Oregonians and those who work for them in the Legislature continue to have mixed feelings about marijuana, apparently. How else to explain a pair of Senate bills that will be taken up when the Legislature convenes Tuesday?

Senate Bill 218 could limit the amount of weed in the state by giving the Oregon Liquor Control Commission the right to deny folks production licenses if too much of the stuff is being grown.

Senate Bill 365, on the other hand, would bar cities and counties from imposing system development charges on projects related to the production, processing or retailing of marijuana.

The measures would intrude on the marijuana market in ways that state law applies to little else.

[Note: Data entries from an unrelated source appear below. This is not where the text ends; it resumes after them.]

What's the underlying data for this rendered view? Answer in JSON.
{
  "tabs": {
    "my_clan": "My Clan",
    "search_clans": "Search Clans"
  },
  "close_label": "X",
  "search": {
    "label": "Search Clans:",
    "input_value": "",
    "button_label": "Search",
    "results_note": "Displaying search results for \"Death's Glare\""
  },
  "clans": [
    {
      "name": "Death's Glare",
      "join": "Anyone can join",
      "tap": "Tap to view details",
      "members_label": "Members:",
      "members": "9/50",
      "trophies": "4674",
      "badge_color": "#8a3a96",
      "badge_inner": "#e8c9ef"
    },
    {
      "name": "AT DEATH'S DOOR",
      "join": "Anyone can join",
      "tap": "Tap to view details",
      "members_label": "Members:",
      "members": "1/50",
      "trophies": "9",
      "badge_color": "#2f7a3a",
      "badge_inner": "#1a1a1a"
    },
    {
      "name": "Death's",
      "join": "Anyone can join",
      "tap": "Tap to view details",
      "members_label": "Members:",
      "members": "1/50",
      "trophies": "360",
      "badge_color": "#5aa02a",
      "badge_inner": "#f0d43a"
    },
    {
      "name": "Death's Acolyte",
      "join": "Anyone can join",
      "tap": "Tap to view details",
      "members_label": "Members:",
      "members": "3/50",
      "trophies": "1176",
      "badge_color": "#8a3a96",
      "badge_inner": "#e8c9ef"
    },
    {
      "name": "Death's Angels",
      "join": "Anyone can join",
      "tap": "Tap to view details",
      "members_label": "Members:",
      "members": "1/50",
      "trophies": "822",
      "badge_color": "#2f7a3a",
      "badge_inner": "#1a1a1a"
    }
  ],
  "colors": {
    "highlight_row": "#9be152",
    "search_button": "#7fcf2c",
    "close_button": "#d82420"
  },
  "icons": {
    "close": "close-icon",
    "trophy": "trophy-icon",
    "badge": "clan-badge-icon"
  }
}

As one example, while both state and federal governments require would-be brewers to obtain permits or licenses, neither decides whether your new brewery will be the last one in the door. Permits and licenses in hand, you have the right to brew your beer even if the state is swimming in the stuff.

To be sure, there is a glut of marijuana these days, and Oregon has a stake in seeing that what’s grown here stays here. One could make the case, however, that trying to control the market by controlling the supply is a sure way to drive some growers underground.

As for system development charges, cities, park districts and counties don’t generally waive the fees. Bend did give builders more time to pay the fees during the depths of the Great Recession, however. Nor does Bend charge system development charges on affordable housing, and it has, at least temporarily, lowered some of them on day care facilities in an effort to encourage their growth.

Marijuana businesses, like other businesses and homeowners in the area, should pay system development changes when new development occurs. Just as the state shouldn’t try to control how much marijuana is grown, it also shouldn’t give marijuana business owners a break not available to other Oregonians.